Just as many governments worldwide stand in solidarity with Ukraine, so the cinema world stood with their colleagues in the besieged country when Russia began to deliberately target civilian buildings and infrastructure. “Now it’s complicated. It’s very, very complicated. Thank God we were not affected much by missile strikes if we compare with our colleagues here in the Ukrainian market. Because many cinemas were ruined, down to zero, nothing. So just one of our cinemas was affected in Odesa,” with a missile strike in May of 2022.
Facing a huge repair bill at a time when curfews and air raids were decimating her business, Natalia was overjoyed to receive help from an unexpected source. Phil Clapp, Chief Executive of the UK Cinema Association, contacted Baydan with an offer to assist with the costs of rebuilding the screen. “Our colleague from the United Kingdom, Mr Phil Clapp, they arranged some donation for us, they collected some money and assisted us to repair everything and to reopen it.. He helped me very, very much, and still I’m very, very grateful to him.”
The perennial question on every cinema executive’s lips is where the next blockbuster will come from. Baydan has two suggestions for her market. “You know, if we are talking about commercial, some ‘mass’ product, it will be “Mission: Impossible.” No doubt.” I push a little more for the title at the top of her list. “If you ask personally me? I am waiting for “Oppenheimer”… [Nolan’s] movies are specially for IMAX halls, so this is why it’s absolutely important and necessary to go to an IMAX cinema and watch it there.”

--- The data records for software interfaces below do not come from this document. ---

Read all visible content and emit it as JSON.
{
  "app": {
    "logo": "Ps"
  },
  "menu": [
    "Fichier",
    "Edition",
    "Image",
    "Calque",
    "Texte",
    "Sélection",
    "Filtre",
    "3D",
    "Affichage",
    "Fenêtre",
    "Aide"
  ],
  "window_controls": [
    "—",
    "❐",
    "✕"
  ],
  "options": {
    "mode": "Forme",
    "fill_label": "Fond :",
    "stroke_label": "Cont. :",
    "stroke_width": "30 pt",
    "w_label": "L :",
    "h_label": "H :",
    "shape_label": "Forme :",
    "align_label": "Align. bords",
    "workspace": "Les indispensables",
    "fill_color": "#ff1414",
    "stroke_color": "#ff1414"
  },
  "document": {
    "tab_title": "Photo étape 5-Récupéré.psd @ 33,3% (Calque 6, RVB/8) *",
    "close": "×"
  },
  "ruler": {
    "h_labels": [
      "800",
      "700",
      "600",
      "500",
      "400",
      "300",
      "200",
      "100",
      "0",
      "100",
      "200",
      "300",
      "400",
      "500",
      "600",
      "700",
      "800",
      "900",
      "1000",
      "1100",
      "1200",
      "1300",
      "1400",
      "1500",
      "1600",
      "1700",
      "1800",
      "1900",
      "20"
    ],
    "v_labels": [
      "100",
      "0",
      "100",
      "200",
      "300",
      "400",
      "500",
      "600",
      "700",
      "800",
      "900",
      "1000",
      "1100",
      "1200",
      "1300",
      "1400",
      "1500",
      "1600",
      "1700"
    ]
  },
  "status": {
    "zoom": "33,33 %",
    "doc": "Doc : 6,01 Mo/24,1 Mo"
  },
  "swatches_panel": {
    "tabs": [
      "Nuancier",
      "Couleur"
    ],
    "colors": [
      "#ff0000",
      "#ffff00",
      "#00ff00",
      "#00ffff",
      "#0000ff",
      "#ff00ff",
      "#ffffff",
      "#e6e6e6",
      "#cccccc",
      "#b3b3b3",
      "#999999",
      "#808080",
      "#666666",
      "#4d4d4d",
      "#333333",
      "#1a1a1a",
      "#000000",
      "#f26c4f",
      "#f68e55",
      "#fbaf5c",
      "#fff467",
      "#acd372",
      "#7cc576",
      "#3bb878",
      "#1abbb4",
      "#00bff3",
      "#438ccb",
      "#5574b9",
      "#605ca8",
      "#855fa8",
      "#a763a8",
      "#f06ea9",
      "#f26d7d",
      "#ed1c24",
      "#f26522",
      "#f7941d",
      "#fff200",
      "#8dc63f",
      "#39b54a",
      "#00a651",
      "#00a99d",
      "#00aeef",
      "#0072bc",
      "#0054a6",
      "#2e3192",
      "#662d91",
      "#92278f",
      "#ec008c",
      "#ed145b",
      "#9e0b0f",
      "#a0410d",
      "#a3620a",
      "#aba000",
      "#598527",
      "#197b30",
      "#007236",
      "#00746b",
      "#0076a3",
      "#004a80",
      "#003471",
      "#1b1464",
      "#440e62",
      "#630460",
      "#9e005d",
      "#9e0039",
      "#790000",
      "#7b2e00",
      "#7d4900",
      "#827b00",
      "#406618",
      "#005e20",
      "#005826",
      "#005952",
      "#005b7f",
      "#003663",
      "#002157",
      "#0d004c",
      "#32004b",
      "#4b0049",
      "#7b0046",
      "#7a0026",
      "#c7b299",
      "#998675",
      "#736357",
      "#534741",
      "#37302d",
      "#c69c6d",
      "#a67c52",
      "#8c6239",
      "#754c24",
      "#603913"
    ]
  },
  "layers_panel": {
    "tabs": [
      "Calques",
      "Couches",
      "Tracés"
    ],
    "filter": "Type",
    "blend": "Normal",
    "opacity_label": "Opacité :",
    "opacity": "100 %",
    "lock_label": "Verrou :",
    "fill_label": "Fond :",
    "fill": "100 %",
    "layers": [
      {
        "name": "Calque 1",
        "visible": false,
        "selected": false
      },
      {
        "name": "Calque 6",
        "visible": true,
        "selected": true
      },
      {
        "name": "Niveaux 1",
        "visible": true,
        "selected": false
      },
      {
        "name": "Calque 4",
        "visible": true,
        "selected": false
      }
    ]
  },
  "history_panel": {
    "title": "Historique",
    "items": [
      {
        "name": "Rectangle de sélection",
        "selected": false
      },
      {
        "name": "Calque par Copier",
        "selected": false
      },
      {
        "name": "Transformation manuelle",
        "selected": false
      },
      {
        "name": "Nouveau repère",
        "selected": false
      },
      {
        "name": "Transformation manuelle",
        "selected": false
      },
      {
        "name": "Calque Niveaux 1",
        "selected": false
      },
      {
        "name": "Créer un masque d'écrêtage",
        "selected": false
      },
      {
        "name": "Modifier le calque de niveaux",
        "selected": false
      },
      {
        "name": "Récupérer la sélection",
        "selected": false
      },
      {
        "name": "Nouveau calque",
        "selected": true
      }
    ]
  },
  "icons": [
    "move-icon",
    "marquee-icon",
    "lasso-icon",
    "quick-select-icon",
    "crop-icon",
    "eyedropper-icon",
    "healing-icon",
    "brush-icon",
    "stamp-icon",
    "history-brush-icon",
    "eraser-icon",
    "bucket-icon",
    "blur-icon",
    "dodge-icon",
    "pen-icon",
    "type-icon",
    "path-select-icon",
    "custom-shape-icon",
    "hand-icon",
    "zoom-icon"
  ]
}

Beyond the nuts and bolts of running a chain of multiplexes in Ukraine, it is striking how selfless Baydan’s approach has been since the invasion. She talks about the war not in terms of shareholders or to-and-by, but how hard she is working to keep her staff employed, how exceptional they are at their jobs, and how exceptional staff are essential in maintaining a happy clientele. Most telling of all, she talks about her competitors and their experiences with a level of compassion rarely seen at C-suite and above.
“So, during many years we tried to follow all the best practices in the world for cinema experience. We visited all the exhibitions; so in Las Vegas, Barcelona, everywhere, just to understand how it works and what new we have.”
Listening to her stories of spending her downtime scouring the world for exemplary practice, endlessly touring cinema business expos in North America, Europe, and Asia to perfect the customer experience, this is why the Blockbuster Mall is rapidly starting to grow on me. Beyond the mirror-like floors and past the high-contrast Karl Lagerfeld and Hugo Boss concessions sits a wing of this bastion of commercialism that is governed by a CEO who personalises corporate decision-making, who solely cares about the cineaste and their enjoyment of a movie at a time when nothing can be predicted.
“We work in a situation when it’s difficult for us to make any forecasts for anything. I have no idea what will be during the next one hour, not just the next month or two”
Baydan’s strategy of both trial-and-error and feedback-guided operations has positioned Planeta Kino at the forefront of cinema management not just in Ukraine, but perhaps Europe-wide. (It is surely no coincidence that she was recently named #2 in the list of Top Women in Global Cinema 2023.)
I never knew hand-buffed quartz tiles and steel frames could inspire such warmth and admiration.